The Swiss Public Prosecutor conducted an investigation of plaintiff's bribery allegations, and found them to be unsubstantiated. According to Professor Peter Nobel, under Swiss law, the decision to close a criminal investigation must be made by a judge. If any doubt exists as to whether the acts are criminal, the person must be indicted. Closing of the criminal investigation has the same effect as acquittal and reopening of the investigation requires "substantial and convincing evidence." Additionally, the fact that Dr. Preisig and Dr. Schmid were granted costs by the Swiss court is an indication that there was no evidence of criminal activity, since costs are not granted to investigated parties where authorities have "good cause" to investigate. Certainly, Switzerland has a greater interest than New Jersey concerning the bribing of a Swiss official, and as a matter of comity, this court should respect the finding of the Swiss Public Prosecutor.
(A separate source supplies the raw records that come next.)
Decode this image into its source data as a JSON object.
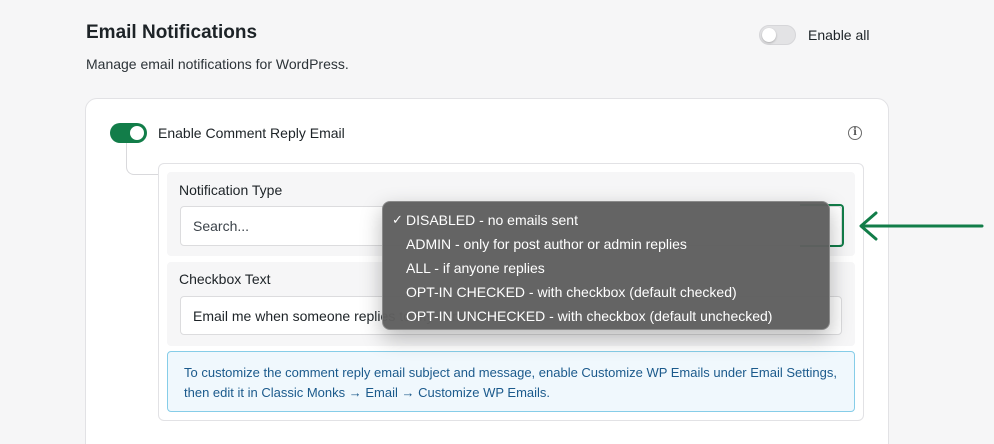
{
  "header": {
    "title": "Email Notifications",
    "description": "Manage email notifications for WordPress.",
    "enable_all_label": "Enable all",
    "enable_all_on": false
  },
  "comment_reply": {
    "label": "Enable Comment Reply Email",
    "enabled": true,
    "info_icon": "info-icon"
  },
  "notification_type": {
    "label": "Notification Type",
    "search_placeholder": "Search...",
    "options": [
      {
        "label": "DISABLED - no emails sent",
        "selected": true
      },
      {
        "label": "ADMIN - only for post author or admin replies",
        "selected": false
      },
      {
        "label": "ALL - if anyone replies",
        "selected": false
      },
      {
        "label": "OPT-IN CHECKED - with checkbox (default checked)",
        "selected": false
      },
      {
        "label": "OPT-IN UNCHECKED - with checkbox (default unchecked)",
        "selected": false
      }
    ],
    "check_glyph": "✓"
  },
  "checkbox_text": {
    "label": "Checkbox Text",
    "value": "Email me when someone replies to my comment"
  },
  "notice": {
    "text": "To customize the comment reply email subject and message, enable Customize WP Emails under Email Settings, then edit it in Classic Monks → Email → Customize WP Emails."
  },
  "colors": {
    "accent": "#127d49",
    "annotation_arrow": "#127d49",
    "notice_text": "#1b5a8c",
    "notice_border": "#86cde8"
  }
}
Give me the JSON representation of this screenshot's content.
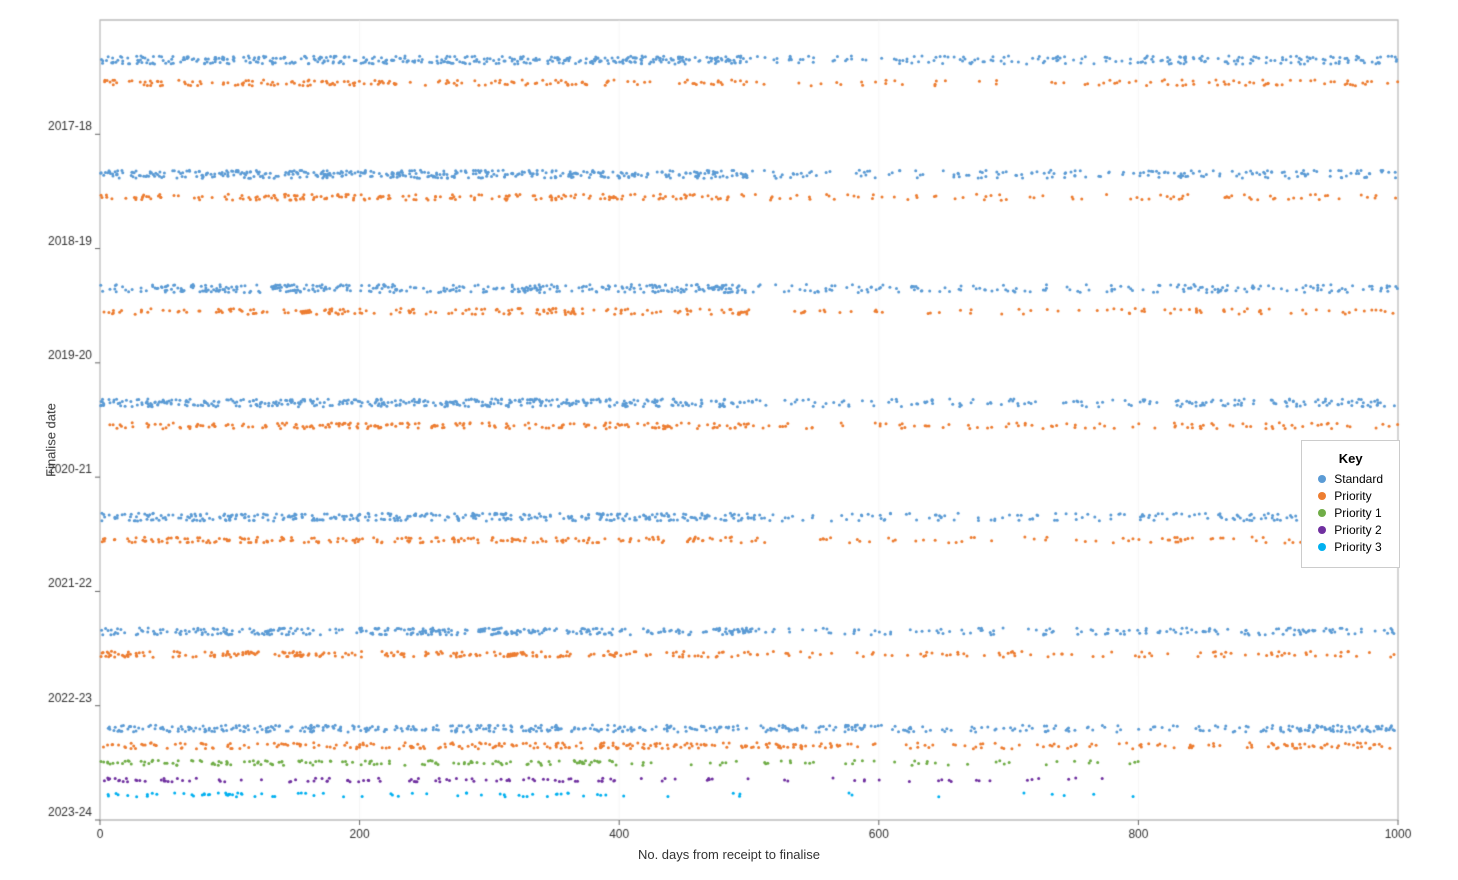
{
  "chart": {
    "title": "",
    "y_axis_label": "Finalise date",
    "x_axis_label": "No. days from receipt to finalise",
    "x_min": 0,
    "x_max": 1000,
    "y_categories": [
      "2017-18",
      "2018-19",
      "2019-20",
      "2020-21",
      "2021-22",
      "2022-23",
      "2023-24"
    ],
    "x_ticks": [
      0,
      200,
      400,
      600,
      800,
      1000
    ]
  },
  "legend": {
    "title": "Key",
    "items": [
      {
        "label": "Standard",
        "color": "#5b9bd5"
      },
      {
        "label": "Priority",
        "color": "#ed7d31"
      },
      {
        "label": "Priority 1",
        "color": "#70ad47"
      },
      {
        "label": "Priority 2",
        "color": "#7030a0"
      },
      {
        "label": "Priority 3",
        "color": "#00b0f0"
      }
    ]
  }
}
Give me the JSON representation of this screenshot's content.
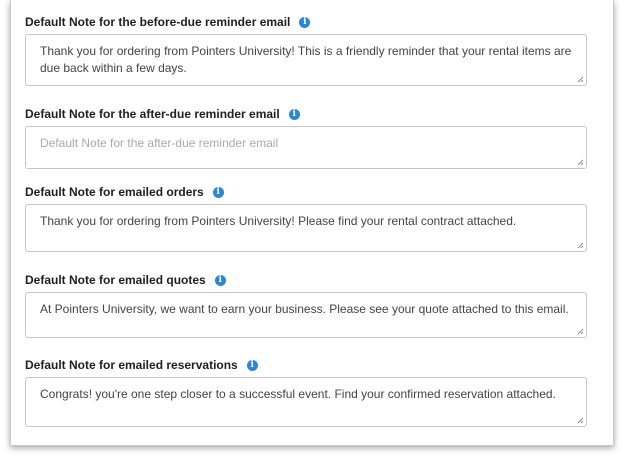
{
  "fields": [
    {
      "label": "Default Note for the before-due reminder email",
      "value": "Thank you for ordering from Pointers University! This is a friendly reminder that your rental items are due back within a few days.",
      "placeholder": ""
    },
    {
      "label": "Default Note for the after-due reminder email",
      "value": "",
      "placeholder": "Default Note for the after-due reminder email"
    },
    {
      "label": "Default Note for emailed orders",
      "value": "Thank you for ordering from Pointers University!  Please find your rental contract attached.",
      "placeholder": ""
    },
    {
      "label": "Default Note for emailed quotes",
      "value": "At Pointers University, we want to earn your business. Please see your quote attached to this email.",
      "placeholder": ""
    },
    {
      "label": "Default Note for emailed reservations",
      "value": "Congrats! you're one step closer to a successful event.  Find your confirmed reservation attached.",
      "placeholder": ""
    }
  ],
  "info_icon_glyph": "i",
  "colors": {
    "info_icon": "#2a86d8"
  }
}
Finally, we emphasize that inasmuch as the allegation of bribery might effect the process of registration of pharmaceuticals *324 in Switzerland, Switzerland has a greater interest in this dispute than does New Jersey. Dr. Preisig is an official of a Swiss organization which has no authority over drug registration in the United States. Even if Swiss registration of a drug would have influence on registration of that drug in the United States, this nation has its own stringent process for drug registration. See Federal Food, Drug and Cosmetic Act, 21 U.S.C.A. § 301, et seq. Moreover, we are in no position to say that the Swiss drug registration process must comport with United States standards for drug regulations. See Henry v. Richardson-Merrell, Inc., supra, 508 F.2d at 38-39 ("... New Jersey would not presume to tell a drug seller that its activity in Canada should be judged by the rules of New Jersey or for that matter by the United States Food and Drug Law"). Switzerland has the obvious and compelling interest in assuring the integrity of the Swiss pharmaceutical regulatory process.

In sum, we are thoroughly convinced that plaintiff, who is not domiciled or employed in New Jersey, does not have claim to the protection of New Jersey's public policy. Moreover, Switzerland has a clear interest in resolving plaintiff's bribery and wrongful discharge allegations. And, finally, Switzerland has the most significant contacts, both qualitatively and quantitatively, in this matter. Therefore, in this matter Switzerland has a far greater governmental interest than New Jersey and the law of Switzerland should have been applied by the trial court in resolving the summary judgment motion, not the law of New Jersey. Since there clearly was no cause of action for plaintiff's alleged retaliatory termination by Cilag under Swiss law and since plaintiff's claims are also time-barred under Swiss law, the action is dismissed.

Accordingly, the order of the Law Division denying the summary judgment is reversed and summary judgment is entered in favor of defendants against plaintiff with respect to the remaining causes of action.